-- What the task requires --
Each line of the data below must be reproduced without any change.

[[ Records for this task open ]]

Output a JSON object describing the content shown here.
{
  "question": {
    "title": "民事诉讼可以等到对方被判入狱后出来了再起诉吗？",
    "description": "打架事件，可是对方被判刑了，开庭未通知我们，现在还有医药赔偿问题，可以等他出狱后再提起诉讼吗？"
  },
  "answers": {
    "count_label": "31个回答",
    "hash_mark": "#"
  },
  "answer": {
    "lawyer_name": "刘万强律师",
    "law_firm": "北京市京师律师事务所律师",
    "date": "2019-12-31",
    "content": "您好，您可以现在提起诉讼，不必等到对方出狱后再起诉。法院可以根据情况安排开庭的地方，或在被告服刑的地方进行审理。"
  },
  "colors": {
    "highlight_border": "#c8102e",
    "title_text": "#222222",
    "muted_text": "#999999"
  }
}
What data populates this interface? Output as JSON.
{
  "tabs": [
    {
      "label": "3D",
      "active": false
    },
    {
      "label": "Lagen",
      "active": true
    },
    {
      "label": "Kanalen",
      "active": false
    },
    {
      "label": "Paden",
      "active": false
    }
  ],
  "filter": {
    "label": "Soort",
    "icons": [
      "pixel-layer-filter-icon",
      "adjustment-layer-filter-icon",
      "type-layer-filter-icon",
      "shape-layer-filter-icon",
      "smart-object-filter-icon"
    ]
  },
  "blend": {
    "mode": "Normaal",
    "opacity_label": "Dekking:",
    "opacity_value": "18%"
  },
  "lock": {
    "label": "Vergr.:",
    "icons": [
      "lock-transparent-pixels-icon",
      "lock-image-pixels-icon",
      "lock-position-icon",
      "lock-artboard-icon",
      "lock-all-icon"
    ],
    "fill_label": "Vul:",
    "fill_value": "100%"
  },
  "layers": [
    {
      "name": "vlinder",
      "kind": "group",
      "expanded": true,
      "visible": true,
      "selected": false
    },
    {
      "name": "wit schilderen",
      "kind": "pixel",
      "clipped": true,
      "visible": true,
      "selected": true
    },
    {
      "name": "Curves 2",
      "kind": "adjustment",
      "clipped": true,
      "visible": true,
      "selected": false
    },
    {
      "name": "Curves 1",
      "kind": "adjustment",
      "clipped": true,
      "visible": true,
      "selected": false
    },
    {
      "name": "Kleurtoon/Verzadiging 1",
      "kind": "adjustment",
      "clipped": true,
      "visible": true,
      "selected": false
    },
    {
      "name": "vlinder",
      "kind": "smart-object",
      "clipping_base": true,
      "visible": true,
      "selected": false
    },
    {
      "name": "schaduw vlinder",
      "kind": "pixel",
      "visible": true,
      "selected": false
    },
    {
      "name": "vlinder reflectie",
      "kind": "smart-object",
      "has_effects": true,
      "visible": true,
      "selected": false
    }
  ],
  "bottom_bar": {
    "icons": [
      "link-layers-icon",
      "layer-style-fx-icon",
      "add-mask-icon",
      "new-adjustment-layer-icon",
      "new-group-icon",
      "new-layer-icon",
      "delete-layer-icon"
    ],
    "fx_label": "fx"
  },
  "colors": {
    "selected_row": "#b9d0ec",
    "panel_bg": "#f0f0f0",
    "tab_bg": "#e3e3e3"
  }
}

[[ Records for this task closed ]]

-- Written response --
Output a JSON object describing the content shown here.
{
  "question": {
    "title": "民事诉讼可以等到对方被判入狱后出来了再起诉吗？",
    "description": "打架事件，可是对方被判刑了，开庭未通知我们，现在还有医药赔偿问题，可以等他出狱后再提起诉讼吗？"
  },
  "answers": {
    "count_label": "31个回答",
    "hash_mark": "#"
  },
  "answer": {
    "lawyer_name": "刘万强律师",
    "law_firm": "北京市京师律师事务所律师",
    "date": "2019-12-31",
    "content": "您好，您可以现在提起诉讼，不必等到对方出狱后再起诉。法院可以根据情况安排开庭的地方，或在被告服刑的地方进行审理。"
  },
  "colors": {
    "highlight_border": "#c8102e",
    "title_text": "#222222",
    "muted_text": "#999999"
  }
}
What data populates this interface? Output as JSON.
{
  "tabs": [
    {
      "label": "3D",
      "active": false
    },
    {
      "label": "Lagen",
      "active": true
    },
    {
      "label": "Kanalen",
      "active": false
    },
    {
      "label": "Paden",
      "active": false
    }
  ],
  "filter": {
    "label": "Soort",
    "icons": [
      "pixel-layer-filter-icon",
      "adjustment-layer-filter-icon",
      "type-layer-filter-icon",
      "shape-layer-filter-icon",
      "smart-object-filter-icon"
    ]
  },
  "blend": {
    "mode": "Normaal",
    "opacity_label": "Dekking:",
    "opacity_value": "18%"
  },
  "lock": {
    "label": "Vergr.:",
    "icons": [
      "lock-transparent-pixels-icon",
      "lock-image-pixels-icon",
      "lock-position-icon",
      "lock-artboard-icon",
      "lock-all-icon"
    ],
    "fill_label": "Vul:",
    "fill_value": "100%"
  },
  "layers": [
    {
      "name": "vlinder",
      "kind": "group",
      "expanded": true,
      "visible": true,
      "selected": false
    },
    {
      "name": "wit schilderen",
      "kind": "pixel",
      "clipped": true,
      "visible": true,
      "selected": true
    },
    {
      "name": "Curves 2",
      "kind": "adjustment",
      "clipped": true,
      "visible": true,
      "selected": false
    },
    {
      "name": "Curves 1",
      "kind": "adjustment",
      "clipped": true,
      "visible": true,
      "selected": false
    },
    {
      "name": "Kleurtoon/Verzadiging 1",
      "kind": "adjustment",
      "clipped": true,
      "visible": true,
      "selected": false
    },
    {
      "name": "vlinder",
      "kind": "smart-object",
      "clipping_base": true,
      "visible": true,
      "selected": false
    },
    {
      "name": "schaduw vlinder",
      "kind": "pixel",
      "visible": true,
      "selected": false
    },
    {
      "name": "vlinder reflectie",
      "kind": "smart-object",
      "has_effects": true,
      "visible": true,
      "selected": false
    }
  ],
  "bottom_bar": {
    "icons": [
      "link-layers-icon",
      "layer-style-fx-icon",
      "add-mask-icon",
      "new-adjustment-layer-icon",
      "new-group-icon",
      "new-layer-icon",
      "delete-layer-icon"
    ],
    "fx_label": "fx"
  },
  "colors": {
    "selected_row": "#b9d0ec",
    "panel_bg": "#f0f0f0",
    "tab_bg": "#e3e3e3"
  }
}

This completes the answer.